[8] U.S.Sup.Ct.R. 11(1); 28 U.S.C.A. § 2101(c).

[9] 372 U.S. 391, 435, 83 S. Ct. 822, 9 L. Ed. 2d 837 (1963).

[10] 339 U.S. 200, 70 S. Ct. 587, 94 L. Ed. 761 (1950).

[11] See Wade v. Mayo, 334 U.S. 672, 680-681, 68 S. Ct. 1270, 92 L. Ed. 1647 (1948), overruled in Darr v. Burford, 339 U.S. at 208-210, 70 S. Ct. 587, but arguably resurrected in Fay v. Noia, 372 U.S. at 435, 83 S. Ct. 822.

[12] The question is sometimes avoided by the petitioner's waiting ninety days before seeking Federal district court relief.
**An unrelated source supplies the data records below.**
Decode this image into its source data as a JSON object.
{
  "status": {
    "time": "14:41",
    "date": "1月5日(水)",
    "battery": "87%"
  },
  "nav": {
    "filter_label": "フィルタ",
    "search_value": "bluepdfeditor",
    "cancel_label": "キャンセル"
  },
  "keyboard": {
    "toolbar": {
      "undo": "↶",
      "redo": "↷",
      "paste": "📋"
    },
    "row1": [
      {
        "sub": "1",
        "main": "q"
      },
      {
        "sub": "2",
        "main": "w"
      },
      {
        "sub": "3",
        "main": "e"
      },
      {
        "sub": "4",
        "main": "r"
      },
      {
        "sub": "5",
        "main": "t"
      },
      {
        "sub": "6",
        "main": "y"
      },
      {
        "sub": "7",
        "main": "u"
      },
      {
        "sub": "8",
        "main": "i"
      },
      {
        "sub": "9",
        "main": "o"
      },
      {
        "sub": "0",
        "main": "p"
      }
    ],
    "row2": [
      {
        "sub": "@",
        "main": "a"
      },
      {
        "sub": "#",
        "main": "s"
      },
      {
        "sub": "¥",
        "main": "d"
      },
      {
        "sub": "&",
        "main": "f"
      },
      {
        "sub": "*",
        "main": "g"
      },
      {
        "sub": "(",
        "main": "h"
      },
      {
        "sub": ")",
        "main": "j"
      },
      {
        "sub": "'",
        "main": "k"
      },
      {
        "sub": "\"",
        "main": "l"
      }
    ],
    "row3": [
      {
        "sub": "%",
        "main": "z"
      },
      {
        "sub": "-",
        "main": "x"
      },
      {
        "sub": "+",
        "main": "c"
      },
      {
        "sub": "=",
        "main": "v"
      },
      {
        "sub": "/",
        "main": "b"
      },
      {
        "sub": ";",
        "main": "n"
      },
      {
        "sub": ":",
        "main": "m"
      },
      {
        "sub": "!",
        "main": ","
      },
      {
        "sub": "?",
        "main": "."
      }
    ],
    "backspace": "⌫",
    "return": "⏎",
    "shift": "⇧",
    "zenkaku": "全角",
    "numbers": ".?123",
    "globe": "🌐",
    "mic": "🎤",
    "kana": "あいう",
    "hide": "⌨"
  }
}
See Appendix, p. 19a, United States ex rel. Carthan v. Sheriff, City of New York, 330 F.2d 100 (2d Cir. 1964). Imposition of such a ninety-day waiting period, however, seems contrary to Fay v. Noia's advocacy of "swift and imperative justice on habeas corpus." 372 U.S. at 435, 83 S. Ct. at 847.

[13] Fay v. Noia, 372 U.S. at 437-438, 83 S. Ct. 822.
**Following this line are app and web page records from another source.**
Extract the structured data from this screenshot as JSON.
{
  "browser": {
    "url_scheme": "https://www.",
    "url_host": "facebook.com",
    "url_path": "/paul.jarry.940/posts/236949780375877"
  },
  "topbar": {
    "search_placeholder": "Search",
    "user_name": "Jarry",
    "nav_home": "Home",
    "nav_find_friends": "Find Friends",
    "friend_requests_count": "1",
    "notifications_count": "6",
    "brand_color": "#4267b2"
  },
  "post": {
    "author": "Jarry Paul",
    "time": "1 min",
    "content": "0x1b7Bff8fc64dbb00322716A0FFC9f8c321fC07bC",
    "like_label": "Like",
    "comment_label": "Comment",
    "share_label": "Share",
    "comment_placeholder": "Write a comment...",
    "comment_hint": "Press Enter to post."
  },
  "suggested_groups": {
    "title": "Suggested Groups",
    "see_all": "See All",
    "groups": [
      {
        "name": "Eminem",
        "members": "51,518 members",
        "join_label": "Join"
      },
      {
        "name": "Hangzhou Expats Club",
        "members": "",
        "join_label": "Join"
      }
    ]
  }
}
[14] Id. at 438, 83 S. Ct. 822.

[15] 28 U.S.C. § 1257(2). Of course, petitioner must apply for and obtain an amended remittitur indicating consideration and disposition of his Federal contentions. See Ungar v. Sarafite, 376 U.S. 575, 582-583, 84 S. Ct. 841, 11 L. Ed. 2d 921 (1964).
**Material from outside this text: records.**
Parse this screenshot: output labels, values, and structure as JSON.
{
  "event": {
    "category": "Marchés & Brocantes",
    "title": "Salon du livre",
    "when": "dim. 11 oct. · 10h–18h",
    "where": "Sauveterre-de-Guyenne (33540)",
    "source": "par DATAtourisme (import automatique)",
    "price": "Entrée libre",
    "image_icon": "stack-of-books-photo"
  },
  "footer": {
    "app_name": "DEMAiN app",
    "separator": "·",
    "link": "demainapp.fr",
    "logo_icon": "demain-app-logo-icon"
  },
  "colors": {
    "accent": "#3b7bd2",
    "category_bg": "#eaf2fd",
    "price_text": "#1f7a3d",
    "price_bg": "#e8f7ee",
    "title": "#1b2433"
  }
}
[16] 18 U.S.C. § 3144; Hudson v. Parker, 156 U.S. 277, 284-287, 15 S. Ct. 450, 39 L. Ed. 424 (1895).

[17] See Brown v. Allen, 344 U.S. 443, 492-495, 73 S. Ct. 397, 97 L. Ed. 469 (1953) (separate opinion by Frankfurter, J.).

[18] 349 U.S. 58, 75 S. Ct. 585, 99 L. Ed. 883 (1955).

[19] Id. at 62, 64, 75 S. Ct. at 587, 588.

[20] See Murphy v. Waterfront Comm'n, 378 U.S. 52, 79, 93-100, 84 S. Ct. 1594, 12 L. Ed. 2d 678 (1964). The relevance of Malloy v. Hogan, 378 U.S. 1, 84 S. Ct. 1489, 12 L. Ed. 2d 653 (1964) is less clear, since the Regan court seems to have proceeded on the assumption that the self-incrimination clause did apply.

[21] See People v. Guidarelli, 255 N.Y.S.2d 975 (3d Dep't 1965).

[22] There is currently pending in the State Supreme Court petitioner's Article 78 proceeding to review his discharge. The State's answer contains an offer to restore petitioner to his position with back pay, provided he testifies pursuant to the waiver now under attack.

Some case metadata and case summaries were written with the help of AI, which can produce inaccuracies. You should read the full case before relying on it for legal research purposes.

This site is protected by reCAPTCHA and the Google Privacy Policy and Terms of Service apply.